On the other hand, I realize, too, that intensity and deep commitment to church have too often given birth to cults, abuses, and narrow, harsh interpretations of the Christian way.

Nevertheless, the Bible and many Christian thinkers have long asserted that becoming who God wants us to be happens best and most thoroughly when we are in close, committed, loving fellowship with others.

And for everything else in a whole faith church to work, that closeness, that commitment, that willingness to be accountable to each other must be present.

This is a leap of faith we must be willing to take.

In the last blog post, I asked this question – when will preserving and renewing God’s earth be part and parcel of what it means to live a Christian life?

Here’s my answer – that will happen when churches have a whole faith woven into their worship, theology, and culture.

This is a radical thing to propose.

Many Christians would flatly deny that caring for God’s earth is an essential part of being Christian. Others would give lip service to that ideal while recoiling from any call to tangible action that might inconvenience them, much less challenge them.

You will find Christians, of course, who care deeply for God’s earth. You are likely one of those already. You live in thoughtful, self-sacrificing ways outside of church. You may even lead or support activities in your church – like recycling or improving energy efficiency – that move the church toward collectively being more responsible in its stewardship of God’s earth.

These are all good and worthy of honor. That has probably not always been easy in your church community.

But if we look with eyes wide open at the state of God’s earth around the world and the lack of concerted action by churches and Christians in addressing the earth’s desecration, then it is painfully clear that what is being done is not enough.

Earth stewardship too often is one of a number of activities that are in orbit around the core life and culture of a church. In no fundamental way is a loving concern for the life of God’s earth integrated into a church’s DNA.

It is like a mother and father who take their family on a two-week summer vacation trip each year but otherwise neglect their children and rely on nannies and school activities for engaging their kids. For years the parents are able to pursue their professions, interests, and hobbies unhindered. They are dramatically successful and accomplished in every way. But they eventually reap what they have sown. Their kids have troubled adolescent years. Later, to the parents’ surprise, the children turn out to be selfish and uninterested in visiting the nursing home where the parents end up, alone and full of regrets.

What those parents needed to do was not plan even more special vacations or even better birthday parties. They needed a whole different value system that permeated the way they lived and the way they interacted with their children every day and every moment.

Similarly, what church communities need is an awareness deep in their culture and worship that the salvation God ultimately offers is the healing of all Creation. They also need an urgent, church-wide commitment to protecting and healing God’s earth as part of their membership’s united efforts to help make God’s will be done.

Can this completely happen in existing churches? I’d like to think so, but I don’t know.

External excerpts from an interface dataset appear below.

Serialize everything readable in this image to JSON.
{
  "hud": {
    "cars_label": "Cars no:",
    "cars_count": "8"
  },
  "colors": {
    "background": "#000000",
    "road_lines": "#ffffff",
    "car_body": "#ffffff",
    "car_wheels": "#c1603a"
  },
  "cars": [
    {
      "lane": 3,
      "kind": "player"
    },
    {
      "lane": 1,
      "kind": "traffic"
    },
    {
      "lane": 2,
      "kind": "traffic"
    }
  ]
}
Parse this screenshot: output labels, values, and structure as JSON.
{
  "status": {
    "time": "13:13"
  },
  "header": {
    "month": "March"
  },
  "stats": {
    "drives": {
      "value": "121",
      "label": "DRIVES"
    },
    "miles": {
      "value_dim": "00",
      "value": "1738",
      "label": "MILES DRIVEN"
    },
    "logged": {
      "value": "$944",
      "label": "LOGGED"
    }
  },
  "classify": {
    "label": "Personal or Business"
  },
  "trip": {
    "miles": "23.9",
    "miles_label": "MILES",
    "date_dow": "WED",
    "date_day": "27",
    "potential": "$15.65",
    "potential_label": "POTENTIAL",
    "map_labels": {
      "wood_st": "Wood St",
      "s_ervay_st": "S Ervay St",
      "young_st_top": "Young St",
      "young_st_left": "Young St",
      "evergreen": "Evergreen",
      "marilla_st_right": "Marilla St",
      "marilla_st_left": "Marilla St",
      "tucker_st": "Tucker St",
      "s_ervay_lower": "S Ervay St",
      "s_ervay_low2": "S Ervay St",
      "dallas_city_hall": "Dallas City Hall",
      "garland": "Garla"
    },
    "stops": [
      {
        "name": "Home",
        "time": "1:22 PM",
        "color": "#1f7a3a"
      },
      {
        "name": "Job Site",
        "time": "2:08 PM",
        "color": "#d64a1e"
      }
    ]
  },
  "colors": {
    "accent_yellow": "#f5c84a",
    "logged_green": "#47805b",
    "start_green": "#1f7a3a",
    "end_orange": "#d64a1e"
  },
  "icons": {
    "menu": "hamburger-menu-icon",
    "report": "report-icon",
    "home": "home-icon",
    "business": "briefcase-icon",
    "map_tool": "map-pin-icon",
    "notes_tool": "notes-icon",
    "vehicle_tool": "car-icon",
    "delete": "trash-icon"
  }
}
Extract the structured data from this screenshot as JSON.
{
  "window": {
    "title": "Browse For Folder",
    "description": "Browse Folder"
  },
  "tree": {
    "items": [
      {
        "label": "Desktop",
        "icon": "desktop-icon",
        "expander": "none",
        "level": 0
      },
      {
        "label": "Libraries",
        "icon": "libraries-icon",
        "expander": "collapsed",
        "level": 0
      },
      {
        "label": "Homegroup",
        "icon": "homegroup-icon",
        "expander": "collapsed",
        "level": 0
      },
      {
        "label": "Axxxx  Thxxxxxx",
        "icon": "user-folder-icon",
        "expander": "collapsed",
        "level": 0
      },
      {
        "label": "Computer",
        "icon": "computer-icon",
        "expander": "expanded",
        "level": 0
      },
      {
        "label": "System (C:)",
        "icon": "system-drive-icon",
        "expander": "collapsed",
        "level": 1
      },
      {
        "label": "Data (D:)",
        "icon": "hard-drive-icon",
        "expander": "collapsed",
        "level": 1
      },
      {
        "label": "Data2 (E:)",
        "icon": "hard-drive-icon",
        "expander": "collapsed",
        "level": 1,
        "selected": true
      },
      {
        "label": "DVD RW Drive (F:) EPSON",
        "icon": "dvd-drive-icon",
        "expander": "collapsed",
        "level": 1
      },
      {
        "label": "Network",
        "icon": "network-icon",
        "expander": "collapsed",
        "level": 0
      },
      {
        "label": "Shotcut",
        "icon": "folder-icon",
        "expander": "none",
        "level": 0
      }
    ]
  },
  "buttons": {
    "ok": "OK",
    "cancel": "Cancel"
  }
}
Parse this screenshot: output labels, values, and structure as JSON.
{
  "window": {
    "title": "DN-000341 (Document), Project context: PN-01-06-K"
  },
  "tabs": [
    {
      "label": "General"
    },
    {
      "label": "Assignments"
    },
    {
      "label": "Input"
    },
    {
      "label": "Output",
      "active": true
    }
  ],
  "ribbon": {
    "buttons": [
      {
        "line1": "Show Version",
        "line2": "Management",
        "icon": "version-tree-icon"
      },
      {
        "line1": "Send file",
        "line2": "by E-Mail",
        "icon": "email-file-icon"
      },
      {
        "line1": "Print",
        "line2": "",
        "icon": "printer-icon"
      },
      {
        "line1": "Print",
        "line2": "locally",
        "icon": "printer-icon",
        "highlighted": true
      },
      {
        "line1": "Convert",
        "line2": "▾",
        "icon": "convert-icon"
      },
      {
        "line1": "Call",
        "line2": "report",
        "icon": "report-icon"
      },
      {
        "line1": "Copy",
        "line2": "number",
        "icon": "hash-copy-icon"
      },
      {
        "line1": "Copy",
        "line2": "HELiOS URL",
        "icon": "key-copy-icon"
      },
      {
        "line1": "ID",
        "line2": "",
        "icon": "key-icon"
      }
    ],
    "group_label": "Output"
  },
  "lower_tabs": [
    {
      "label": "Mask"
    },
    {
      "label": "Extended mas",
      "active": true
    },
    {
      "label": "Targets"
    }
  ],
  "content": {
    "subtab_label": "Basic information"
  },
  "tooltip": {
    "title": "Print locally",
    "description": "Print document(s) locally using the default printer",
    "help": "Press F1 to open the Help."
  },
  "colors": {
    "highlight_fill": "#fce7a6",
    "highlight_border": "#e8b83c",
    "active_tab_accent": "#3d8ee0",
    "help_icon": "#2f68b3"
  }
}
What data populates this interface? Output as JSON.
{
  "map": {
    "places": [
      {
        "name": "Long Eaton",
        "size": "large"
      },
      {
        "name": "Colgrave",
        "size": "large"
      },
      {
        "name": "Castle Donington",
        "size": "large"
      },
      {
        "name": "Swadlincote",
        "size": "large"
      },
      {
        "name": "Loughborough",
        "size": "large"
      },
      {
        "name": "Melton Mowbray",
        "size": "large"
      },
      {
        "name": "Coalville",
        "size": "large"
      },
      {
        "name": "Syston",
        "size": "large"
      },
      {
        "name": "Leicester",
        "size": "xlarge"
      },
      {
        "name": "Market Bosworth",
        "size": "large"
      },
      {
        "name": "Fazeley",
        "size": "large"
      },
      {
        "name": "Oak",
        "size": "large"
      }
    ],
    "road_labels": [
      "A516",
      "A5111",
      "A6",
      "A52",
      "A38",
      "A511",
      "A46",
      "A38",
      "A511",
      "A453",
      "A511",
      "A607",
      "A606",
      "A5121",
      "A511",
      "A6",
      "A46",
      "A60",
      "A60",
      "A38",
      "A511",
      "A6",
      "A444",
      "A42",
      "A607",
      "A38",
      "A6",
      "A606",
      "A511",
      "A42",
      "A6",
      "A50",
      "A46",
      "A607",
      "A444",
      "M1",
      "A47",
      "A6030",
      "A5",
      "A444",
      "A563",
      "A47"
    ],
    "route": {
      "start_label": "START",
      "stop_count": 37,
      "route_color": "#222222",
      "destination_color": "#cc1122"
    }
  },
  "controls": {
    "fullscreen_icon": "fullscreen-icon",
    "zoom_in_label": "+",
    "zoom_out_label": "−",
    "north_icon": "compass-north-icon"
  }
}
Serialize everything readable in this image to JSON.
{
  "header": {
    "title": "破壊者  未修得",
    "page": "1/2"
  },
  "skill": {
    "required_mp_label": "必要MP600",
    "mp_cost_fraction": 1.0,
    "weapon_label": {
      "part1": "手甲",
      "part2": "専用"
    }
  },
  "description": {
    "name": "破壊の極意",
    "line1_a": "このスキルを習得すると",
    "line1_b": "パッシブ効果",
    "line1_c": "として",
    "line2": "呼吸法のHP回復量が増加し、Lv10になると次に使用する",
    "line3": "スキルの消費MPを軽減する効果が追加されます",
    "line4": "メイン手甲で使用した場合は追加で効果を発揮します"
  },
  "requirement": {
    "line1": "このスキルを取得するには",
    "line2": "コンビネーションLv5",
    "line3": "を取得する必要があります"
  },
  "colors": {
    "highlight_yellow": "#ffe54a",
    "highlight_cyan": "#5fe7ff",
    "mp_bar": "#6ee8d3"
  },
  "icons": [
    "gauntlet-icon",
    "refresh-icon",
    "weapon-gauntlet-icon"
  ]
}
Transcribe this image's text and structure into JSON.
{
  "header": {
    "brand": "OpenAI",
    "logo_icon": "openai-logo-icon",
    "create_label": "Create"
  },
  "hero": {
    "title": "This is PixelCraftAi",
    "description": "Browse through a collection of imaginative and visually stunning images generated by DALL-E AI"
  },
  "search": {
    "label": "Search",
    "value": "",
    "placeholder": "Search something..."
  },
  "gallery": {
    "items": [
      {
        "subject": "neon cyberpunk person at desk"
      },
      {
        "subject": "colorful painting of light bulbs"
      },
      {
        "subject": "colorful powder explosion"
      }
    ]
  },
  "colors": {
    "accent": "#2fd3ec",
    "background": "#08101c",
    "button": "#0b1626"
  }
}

Established institutions have a hard time changing. It is difficult for all of us imbedded in our culture to distinguish what about our values is cultural and what is the fruit of hearts and minds fixed on God. It will be much easier and instinctive for denominations, theologians, pastors, and long-time believers to dismiss these concerns as secondary or even heretical based on long-standing theologies.

For those reasons, I can’t help but believe it is time for new wineskins.

It is time for new whole faith churches.

These wouldn’t be churches for everyone. They would be, however, cherished church homes for people who have been spiritual nomads to this point. They would be homes for people who love God so much they find it hard to worship when they can hear the cries of people and the non-human life of this world who are falling, metaphorically, into a pit that we ourselves have helped dig. They would be seeds of larger change as well.

I write all this with trepidation. Yet, I see no other way.